| EXERCISE INSTRUCTIONS |
Return the records below exactly, leaving nothing out.

[[ DATA SUPPLIED, beginning ]]

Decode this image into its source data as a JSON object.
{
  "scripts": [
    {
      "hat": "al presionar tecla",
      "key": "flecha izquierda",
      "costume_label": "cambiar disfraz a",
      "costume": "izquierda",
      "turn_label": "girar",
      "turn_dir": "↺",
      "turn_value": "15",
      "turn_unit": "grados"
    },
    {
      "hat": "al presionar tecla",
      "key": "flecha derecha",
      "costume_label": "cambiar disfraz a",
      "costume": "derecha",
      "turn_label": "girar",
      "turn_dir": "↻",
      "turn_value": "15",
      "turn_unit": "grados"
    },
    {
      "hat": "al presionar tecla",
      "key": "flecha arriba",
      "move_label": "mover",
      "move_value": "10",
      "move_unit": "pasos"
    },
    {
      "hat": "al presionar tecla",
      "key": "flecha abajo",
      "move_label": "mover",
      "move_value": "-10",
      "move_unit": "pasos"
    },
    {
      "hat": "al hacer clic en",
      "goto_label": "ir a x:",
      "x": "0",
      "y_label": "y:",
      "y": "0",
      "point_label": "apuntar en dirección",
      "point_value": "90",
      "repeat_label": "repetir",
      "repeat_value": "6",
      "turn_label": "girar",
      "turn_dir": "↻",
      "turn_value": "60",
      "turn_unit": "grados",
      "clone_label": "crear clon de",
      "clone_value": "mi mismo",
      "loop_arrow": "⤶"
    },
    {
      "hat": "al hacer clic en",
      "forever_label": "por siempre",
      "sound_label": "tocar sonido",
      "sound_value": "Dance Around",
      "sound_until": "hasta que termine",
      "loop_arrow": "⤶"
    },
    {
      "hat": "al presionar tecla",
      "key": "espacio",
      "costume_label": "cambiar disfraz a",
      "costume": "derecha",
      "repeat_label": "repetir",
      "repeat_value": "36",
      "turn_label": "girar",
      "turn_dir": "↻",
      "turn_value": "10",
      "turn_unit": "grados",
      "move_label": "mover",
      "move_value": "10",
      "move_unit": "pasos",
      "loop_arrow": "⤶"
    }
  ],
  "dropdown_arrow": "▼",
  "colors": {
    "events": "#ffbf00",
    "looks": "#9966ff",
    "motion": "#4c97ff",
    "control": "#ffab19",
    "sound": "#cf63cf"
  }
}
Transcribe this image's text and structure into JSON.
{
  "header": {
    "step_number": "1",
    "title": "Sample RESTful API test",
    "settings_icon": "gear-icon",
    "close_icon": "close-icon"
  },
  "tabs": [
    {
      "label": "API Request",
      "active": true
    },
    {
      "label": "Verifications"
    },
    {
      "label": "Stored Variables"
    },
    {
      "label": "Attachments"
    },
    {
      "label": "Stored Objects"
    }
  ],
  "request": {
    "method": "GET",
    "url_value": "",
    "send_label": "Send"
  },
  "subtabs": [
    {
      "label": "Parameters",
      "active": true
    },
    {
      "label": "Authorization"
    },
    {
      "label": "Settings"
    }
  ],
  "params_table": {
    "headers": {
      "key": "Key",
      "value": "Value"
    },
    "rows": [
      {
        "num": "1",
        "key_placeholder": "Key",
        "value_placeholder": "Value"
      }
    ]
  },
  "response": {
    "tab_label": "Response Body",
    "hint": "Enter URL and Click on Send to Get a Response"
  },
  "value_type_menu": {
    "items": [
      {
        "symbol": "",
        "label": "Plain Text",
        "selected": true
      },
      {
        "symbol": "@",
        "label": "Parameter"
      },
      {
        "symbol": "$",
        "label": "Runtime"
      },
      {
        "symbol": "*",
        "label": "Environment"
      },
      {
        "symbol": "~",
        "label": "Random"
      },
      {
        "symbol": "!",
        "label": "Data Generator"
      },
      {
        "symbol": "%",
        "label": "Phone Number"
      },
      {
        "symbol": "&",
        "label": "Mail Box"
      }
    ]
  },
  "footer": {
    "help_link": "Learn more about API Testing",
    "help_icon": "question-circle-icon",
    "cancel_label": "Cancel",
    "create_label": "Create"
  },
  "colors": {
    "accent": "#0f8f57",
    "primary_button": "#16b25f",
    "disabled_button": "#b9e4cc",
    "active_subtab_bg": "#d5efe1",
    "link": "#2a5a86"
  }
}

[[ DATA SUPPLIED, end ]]

| FINISHED TASK |
Decode this image into its source data as a JSON object.
{
  "scripts": [
    {
      "hat": "al presionar tecla",
      "key": "flecha izquierda",
      "costume_label": "cambiar disfraz a",
      "costume": "izquierda",
      "turn_label": "girar",
      "turn_dir": "↺",
      "turn_value": "15",
      "turn_unit": "grados"
    },
    {
      "hat": "al presionar tecla",
      "key": "flecha derecha",
      "costume_label": "cambiar disfraz a",
      "costume": "derecha",
      "turn_label": "girar",
      "turn_dir": "↻",
      "turn_value": "15",
      "turn_unit": "grados"
    },
    {
      "hat": "al presionar tecla",
      "key": "flecha arriba",
      "move_label": "mover",
      "move_value": "10",
      "move_unit": "pasos"
    },
    {
      "hat": "al presionar tecla",
      "key": "flecha abajo",
      "move_label": "mover",
      "move_value": "-10",
      "move_unit": "pasos"
    },
    {
      "hat": "al hacer clic en",
      "goto_label": "ir a x:",
      "x": "0",
      "y_label": "y:",
      "y": "0",
      "point_label": "apuntar en dirección",
      "point_value": "90",
      "repeat_label": "repetir",
      "repeat_value": "6",
      "turn_label": "girar",
      "turn_dir": "↻",
      "turn_value": "60",
      "turn_unit": "grados",
      "clone_label": "crear clon de",
      "clone_value": "mi mismo",
      "loop_arrow": "⤶"
    },
    {
      "hat": "al hacer clic en",
      "forever_label": "por siempre",
      "sound_label": "tocar sonido",
      "sound_value": "Dance Around",
      "sound_until": "hasta que termine",
      "loop_arrow": "⤶"
    },
    {
      "hat": "al presionar tecla",
      "key": "espacio",
      "costume_label": "cambiar disfraz a",
      "costume": "derecha",
      "repeat_label": "repetir",
      "repeat_value": "36",
      "turn_label": "girar",
      "turn_dir": "↻",
      "turn_value": "10",
      "turn_unit": "grados",
      "move_label": "mover",
      "move_value": "10",
      "move_unit": "pasos",
      "loop_arrow": "⤶"
    }
  ],
  "dropdown_arrow": "▼",
  "colors": {
    "events": "#ffbf00",
    "looks": "#9966ff",
    "motion": "#4c97ff",
    "control": "#ffab19",
    "sound": "#cf63cf"
  }
}
Transcribe this image's text and structure into JSON.
{
  "header": {
    "step_number": "1",
    "title": "Sample RESTful API test",
    "settings_icon": "gear-icon",
    "close_icon": "close-icon"
  },
  "tabs": [
    {
      "label": "API Request",
      "active": true
    },
    {
      "label": "Verifications"
    },
    {
      "label": "Stored Variables"
    },
    {
      "label": "Attachments"
    },
    {
      "label": "Stored Objects"
    }
  ],
  "request": {
    "method": "GET",
    "url_value": "",
    "send_label": "Send"
  },
  "subtabs": [
    {
      "label": "Parameters",
      "active": true
    },
    {
      "label": "Authorization"
    },
    {
      "label": "Settings"
    }
  ],
  "params_table": {
    "headers": {
      "key": "Key",
      "value": "Value"
    },
    "rows": [
      {
        "num": "1",
        "key_placeholder": "Key",
        "value_placeholder": "Value"
      }
    ]
  },
  "response": {
    "tab_label": "Response Body",
    "hint": "Enter URL and Click on Send to Get a Response"
  },
  "value_type_menu": {
    "items": [
      {
        "symbol": "",
        "label": "Plain Text",
        "selected": true
      },
      {
        "symbol": "@",
        "label": "Parameter"
      },
      {
        "symbol": "$",
        "label": "Runtime"
      },
      {
        "symbol": "*",
        "label": "Environment"
      },
      {
        "symbol": "~",
        "label": "Random"
      },
      {
        "symbol": "!",
        "label": "Data Generator"
      },
      {
        "symbol": "%",
        "label": "Phone Number"
      },
      {
        "symbol": "&",
        "label": "Mail Box"
      }
    ]
  },
  "footer": {
    "help_link": "Learn more about API Testing",
    "help_icon": "question-circle-icon",
    "cancel_label": "Cancel",
    "create_label": "Create"
  },
  "colors": {
    "accent": "#0f8f57",
    "primary_button": "#16b25f",
    "disabled_button": "#b9e4cc",
    "active_subtab_bg": "#d5efe1",
    "link": "#2a5a86"
  }
}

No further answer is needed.